Diamondbacks 4, Marlins 2: A.J. Pollock hit a pinch-hit, tiebreaking two-run homer in the eighth. The righty Pollock hit it off of lefty Mike Dunn. Chip Hale said after the game that Pollock would not have been used as a pinch hitter if the Marlins had a righty up in the pen, ready to bring in to face Pollock:

“We were watching the pen real carefully and there was no righty up at the time,” Hale said. “That was the only way I was going to use him for Peralta. If there had been a righty up I probably wouldn’t have done it.”

After the game, new Marlins manager Dan Jennings said that he had his lefty face Pollock because he “went with the gut feeling.” That gut, at that point in time, had less than two full games’ managerial experience in it.

Twins 8, Pirates 5: A lot of weird things here. Like, in the second, Joe Mauer came up with the bases loaded and poked a single through the left side. Just a weak rolling grounder hit the opposite way. And it cleared the dang bases:

Clint Hurdle’s comments about that play after the game were harsh, but fair:

Oh, and Pedro Alvarez hit a home run into the Allegheny River on the fly. And it landed in a boat. For real:

461 feet.

Angels 3, Blue Jays 2: Hector Santiago has started eight games this year.

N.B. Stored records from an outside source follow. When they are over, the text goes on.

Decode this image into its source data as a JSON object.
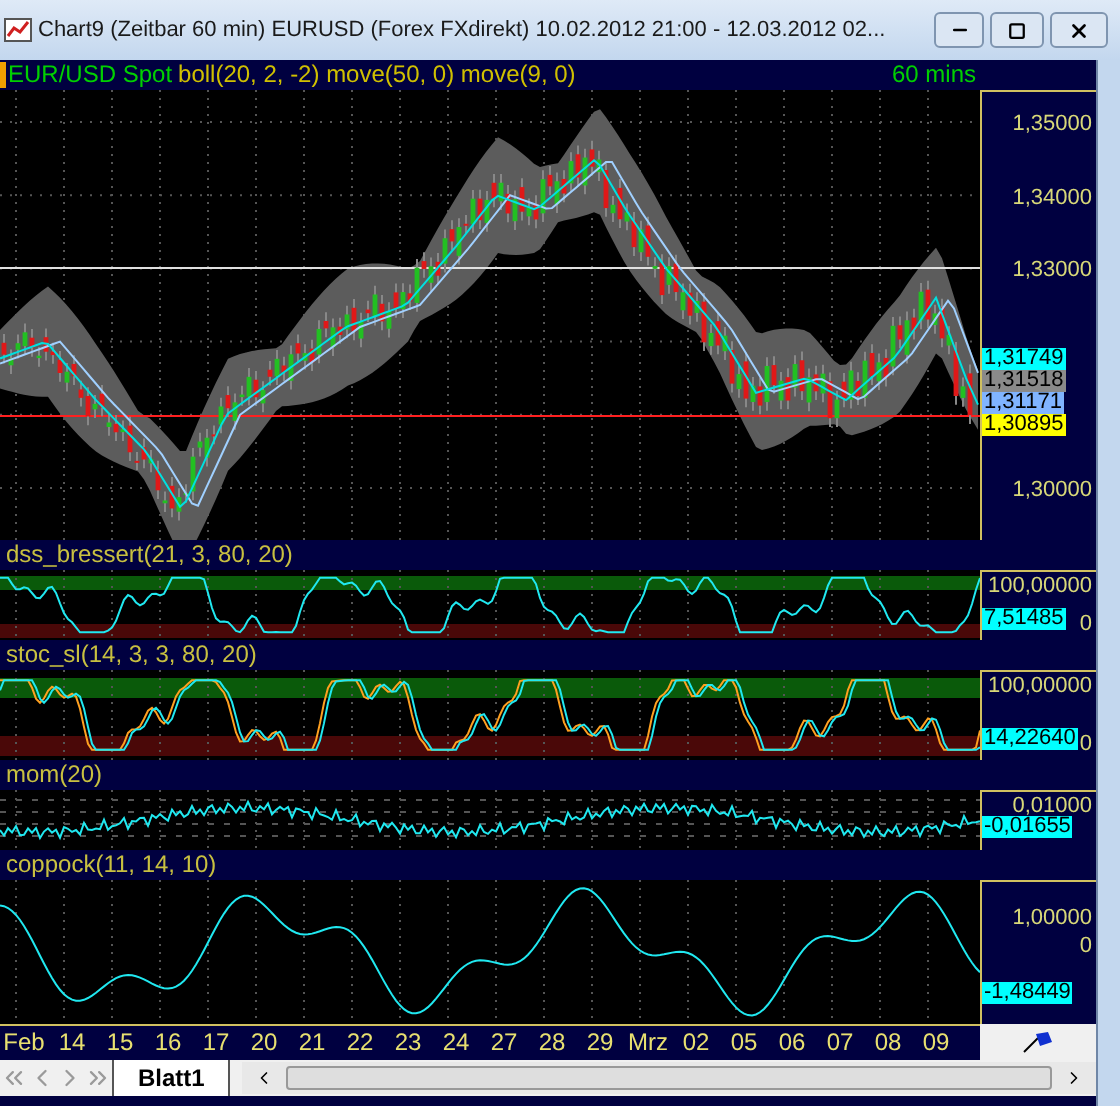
{
  "window": {
    "title": "Chart9 (Zeitbar 60 min)  EURUSD (Forex FXdirekt) 10.02.2012 21:00 - 12.03.2012 02..."
  },
  "panels": [
    {
      "kind": "price",
      "symbol": "EUR/USD Spot",
      "studies": "boll(20, 2, -2) move(50, 0) move(9, 0)",
      "interval": "60 mins",
      "axis_labels": [
        "1,35000",
        "1,34000",
        "1,33000",
        "1,30000"
      ],
      "tags": [
        {
          "text": "1,31749",
          "color": "#00ffff"
        },
        {
          "text": "1,31518",
          "color": "#8a8a8a"
        },
        {
          "text": "1,31171",
          "color": "#80b4ff"
        },
        {
          "text": "1,30895",
          "color": "#ffff00"
        }
      ]
    },
    {
      "kind": "oscillator",
      "title": "dss_bressert(21, 3, 80, 20)",
      "axis_labels": [
        "100,00000",
        "0"
      ],
      "tags": [
        {
          "text": "7,51485",
          "color": "#00ffff"
        }
      ]
    },
    {
      "kind": "stochastic",
      "title": "stoc_sl(14, 3, 3, 80, 20)",
      "axis_labels": [
        "100,00000",
        "0"
      ],
      "tags": [
        {
          "text": "14,22640",
          "color": "#00ffff"
        }
      ]
    },
    {
      "kind": "momentum",
      "title": "mom(20)",
      "axis_labels": [
        "0,01000"
      ],
      "tags": [
        {
          "text": "-0,01655",
          "color": "#00ffff"
        }
      ]
    },
    {
      "kind": "coppock",
      "title": "coppock(11, 14, 10)",
      "axis_labels": [
        "1,00000",
        "0"
      ],
      "tags": [
        {
          "text": "-1,48449",
          "color": "#00ffff"
        }
      ]
    }
  ],
  "x_axis": {
    "labels": [
      "Feb",
      "14",
      "15",
      "16",
      "17",
      "20",
      "21",
      "22",
      "23",
      "24",
      "27",
      "28",
      "29",
      "Mrz",
      "02",
      "05",
      "06",
      "07",
      "08",
      "09"
    ]
  },
  "sheet_tabs": [
    {
      "label": "Blatt1",
      "selected": true
    }
  ]
}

In six of them, this one included, he has allowed one earned run or fewer. Not too shabby. Especially given how well the Blue Jays have hit left-handers this year.

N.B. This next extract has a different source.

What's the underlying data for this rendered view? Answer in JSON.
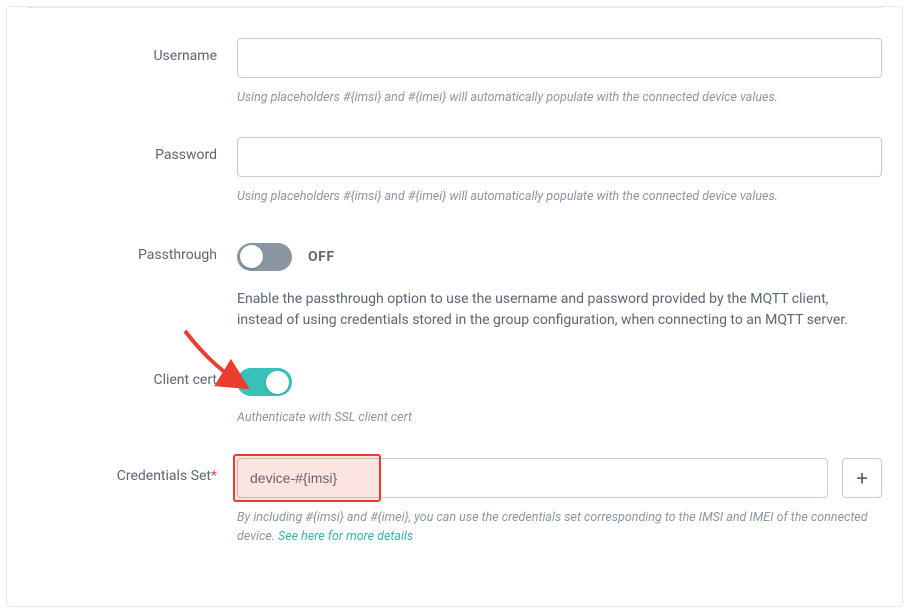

Brewers 8, Tigers 1: Six runs in the third inning for the Brewers, thanks in part to back-to-back-to-back homers from Ryan Braun, Adam Lind and Aramis Ramirez. Note: you can hit back-to-back-to-back homers, but three guys can’t stand back-to-back-to-back. Physically impossible. Baseball is a funny game.

Orioles 9, Mariners 4: Jimmy Paredes homered and drove in four. Paredes has reached base in 20 straight games. His big game came at a good time too, as last year’s DH, Nelson Cruz, was in town. He homered, but the local fans had no reason to long for him last night.

Red Sox 4, Rangers 3: The otherwise slumping Mike Napoli went 2-for-4 with a homer and two RBI. David Ortiz homered too and Wade Miley pitched well (7 IP, 7 H, 2 ER, 7K), which hasn’t happened too often lately.

Rays 5, Braves 3: The Rays took advantage of Braves starter Mike Foltzynewicz to the tune of eight hits, a walk and five runs in five innings. He struck out seven, but the stuff I said about him last week still holds. The Rays have won five of seven.

Indians 3, White Sox 1: Trevor Bauer snapped the White Sox’ winning streak by pitching one-run ball into the eighth and striking out seven. He has made three starts against Chicago this year and has owned them completely.

Royals 3, Reds 0: Yordano Ventura, Kelvin Herrera and Wade Davis combined for a four-hit shutout. This after the Royals shut out their last opponent, the Yankees, on Sunday. Johnny Cueto took the loss and is now 3-4. He has received a total of two runs of support in those four losses. He’s probably going to be dealt at the deadline. I’m guessing he can’t wait.

Astros 6, Athletics 4: Chris Carter and Colby Rasmus each hit two-run homers. Houston has the best record in the American League and Oakland has lost five of six.

Rockies 6, Phillies 5: Philly’s six-game winning streak is over, as Nick Hundley hit a go-ahead homer in the eighth. The Rockies, despite the win, struck out ten times. That’s the seventh straight game in which they’ve done that. According to the gamer, that’s one shy of the record, currently held by the 2011 San Diego Padres.

Padres 4, Cubs 3: James Shields got a no-decision, but he struck out 11 while allowing two runs in seven innings, outdueling Jason Hammel. Derek Norris hit a two-run double in the eighth to break a tie. Former University of San Diego player Kris Bryant made his return to town and went 1-for4.

Giants 2, Dodgers 0: Six and a third shutout innings for Tim Hudson as the Giants win their fourth in a row. They’re three and a half back in the west. Which is fairly interesting.